USCIS may request additional document to verify your information supporting the request for DACA renewal. Likewise, the USCIS may contact educational institutions, government agencies, employers, and any other entities to verify information provided in the request.

Fee Exemptions
Requests for fee exemptions must be filed and granted before the submission of DACA request.
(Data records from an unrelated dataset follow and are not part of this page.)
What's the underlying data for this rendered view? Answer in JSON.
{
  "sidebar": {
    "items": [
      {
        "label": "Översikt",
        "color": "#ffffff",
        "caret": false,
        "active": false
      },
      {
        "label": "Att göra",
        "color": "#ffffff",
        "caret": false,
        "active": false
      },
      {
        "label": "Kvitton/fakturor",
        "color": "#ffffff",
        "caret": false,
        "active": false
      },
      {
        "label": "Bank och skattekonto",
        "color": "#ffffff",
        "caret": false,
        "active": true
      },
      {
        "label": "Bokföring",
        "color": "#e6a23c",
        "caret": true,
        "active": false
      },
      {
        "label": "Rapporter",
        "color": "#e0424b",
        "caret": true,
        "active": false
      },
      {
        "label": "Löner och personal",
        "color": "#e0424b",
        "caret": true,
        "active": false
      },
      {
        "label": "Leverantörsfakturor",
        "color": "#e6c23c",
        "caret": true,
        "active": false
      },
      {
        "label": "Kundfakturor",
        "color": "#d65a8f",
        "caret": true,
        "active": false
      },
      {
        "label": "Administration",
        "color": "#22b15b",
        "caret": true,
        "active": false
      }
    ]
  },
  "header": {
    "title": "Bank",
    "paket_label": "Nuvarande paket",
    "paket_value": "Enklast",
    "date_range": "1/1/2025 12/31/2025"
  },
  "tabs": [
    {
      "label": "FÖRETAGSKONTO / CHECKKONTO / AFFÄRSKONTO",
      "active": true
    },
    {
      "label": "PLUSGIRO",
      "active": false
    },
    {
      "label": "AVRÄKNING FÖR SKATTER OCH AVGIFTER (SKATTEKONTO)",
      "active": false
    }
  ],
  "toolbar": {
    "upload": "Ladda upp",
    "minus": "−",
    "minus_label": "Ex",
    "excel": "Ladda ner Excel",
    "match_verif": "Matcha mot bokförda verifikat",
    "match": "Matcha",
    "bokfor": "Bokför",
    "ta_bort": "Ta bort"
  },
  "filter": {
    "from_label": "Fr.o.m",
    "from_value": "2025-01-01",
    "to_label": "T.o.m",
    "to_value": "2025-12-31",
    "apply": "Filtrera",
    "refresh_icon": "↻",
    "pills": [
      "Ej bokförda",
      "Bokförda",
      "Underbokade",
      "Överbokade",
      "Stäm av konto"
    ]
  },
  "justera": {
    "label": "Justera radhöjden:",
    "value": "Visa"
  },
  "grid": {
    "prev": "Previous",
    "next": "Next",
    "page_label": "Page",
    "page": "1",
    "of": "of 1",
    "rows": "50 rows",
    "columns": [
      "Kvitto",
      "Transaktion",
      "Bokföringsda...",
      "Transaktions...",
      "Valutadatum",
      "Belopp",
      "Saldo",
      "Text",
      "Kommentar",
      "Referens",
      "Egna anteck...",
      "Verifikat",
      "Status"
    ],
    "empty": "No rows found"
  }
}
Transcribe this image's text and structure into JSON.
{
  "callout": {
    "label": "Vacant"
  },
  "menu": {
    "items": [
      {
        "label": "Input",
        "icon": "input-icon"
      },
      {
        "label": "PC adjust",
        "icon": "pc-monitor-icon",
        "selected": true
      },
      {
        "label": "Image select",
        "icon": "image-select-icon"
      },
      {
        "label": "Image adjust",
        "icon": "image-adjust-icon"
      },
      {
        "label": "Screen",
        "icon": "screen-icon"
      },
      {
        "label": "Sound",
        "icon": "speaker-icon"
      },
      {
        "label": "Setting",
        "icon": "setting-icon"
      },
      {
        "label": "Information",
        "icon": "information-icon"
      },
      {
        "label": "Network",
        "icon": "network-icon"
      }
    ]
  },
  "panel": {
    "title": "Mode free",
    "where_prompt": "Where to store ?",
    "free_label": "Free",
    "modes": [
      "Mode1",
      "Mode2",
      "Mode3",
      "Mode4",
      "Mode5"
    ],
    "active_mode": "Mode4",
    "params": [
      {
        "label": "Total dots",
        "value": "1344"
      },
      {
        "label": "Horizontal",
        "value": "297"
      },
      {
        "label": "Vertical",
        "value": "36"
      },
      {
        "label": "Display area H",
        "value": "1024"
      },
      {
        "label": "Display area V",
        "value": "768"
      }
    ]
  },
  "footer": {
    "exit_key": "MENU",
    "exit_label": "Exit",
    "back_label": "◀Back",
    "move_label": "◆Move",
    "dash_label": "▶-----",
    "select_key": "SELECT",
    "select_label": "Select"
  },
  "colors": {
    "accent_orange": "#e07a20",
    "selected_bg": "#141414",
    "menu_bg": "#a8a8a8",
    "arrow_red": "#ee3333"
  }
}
In order to qualify for fee exemption, the applicant must submit a letter and supporting documentation to the USCIS showing that the applicant meets the following conditions:

  • You are under 18 years of age, have an income that is less than 150 percent of the U.S. poverty level, and are in foster care or otherwise lacking any parental or other familial support; or,
  • You are under 18 years of age and homeless; or,
  • You cannot care for yourself because you suffer from a serious, chronic disability and your income is less than 150 percent of the U.S. poverty level; or,
  • You have, at the time of the request, accumulated $10,000 or more in debt in the past 12 months as a result of unreimbursed medical expenses for yourself or an immediate family member, and your income is less than 150 percent of the U.S. poverty level.

The following evidence may be submitted as well:

  • Affidavits from community-based or religious organizations to establish a requestor’s homelessness or lack of parental or other familial financial support.
  • Copies of tax returns, bank statement, pay stubs, or other reliable evidence of income level.
  • An affidavit from the applicant or a responsible third party attesting that the applicant does not file tax returns, has no bank accounts, and/or has no income to prove income level.
  • Copies of medical records, insurance records, bank statements, or other reliable evidence of unreimbursed medical expenses of at least $10,000.

Important to Note:

  • If USCIS grants DACA and employment authorization, a written notice of that decision will be sent to the applicant. An Employment Authorization Document will arrive separately in the mail.
  • If USCIS decides not to grant DACA, the applicant cannot appeal the decision or file a motion to reopen or reconsider.
  • Certain travel outside the United States may affect the continuous residence guideline. Traveling outside the U.S. before Aug. 15, 2012, will not interrupt the continuous residence requirement if the travel was brief, casual, and innocent. Travel outside the United States after Aug. 15, 2012, and before your request for DACA is decided may result to the denial of your DACA request.

You Need an Immigration Attorney for Your DACA Request

It is crucial to note that the USCIS may or may NOT grant your DACA request, subject to their sole discretion– and taking care of your application yourself may decrease your chances of being granted with DACA.

With this, you need an immigration attorney to assist your through request and application.

An immigration attorney can help you assemble all the necessary documents to establish your eligibility for DACA; among many other things. Being an immigration expert, an immigration lawyer can also prove your physical presence in the U.S, continuous residence requirements; and such other documentation to show that you are fit for DACA.

If you want to make sure that you are submitting verifiable and correct documentation, you need a lawyer working with your on your request.
At The Gambacorta Law Office, our goal is to help you out on your DACA request most efficiently and effectively, working passionately towards achieving favorable results for you.
Get in touch with us to know more about how we can help you with your DACA request!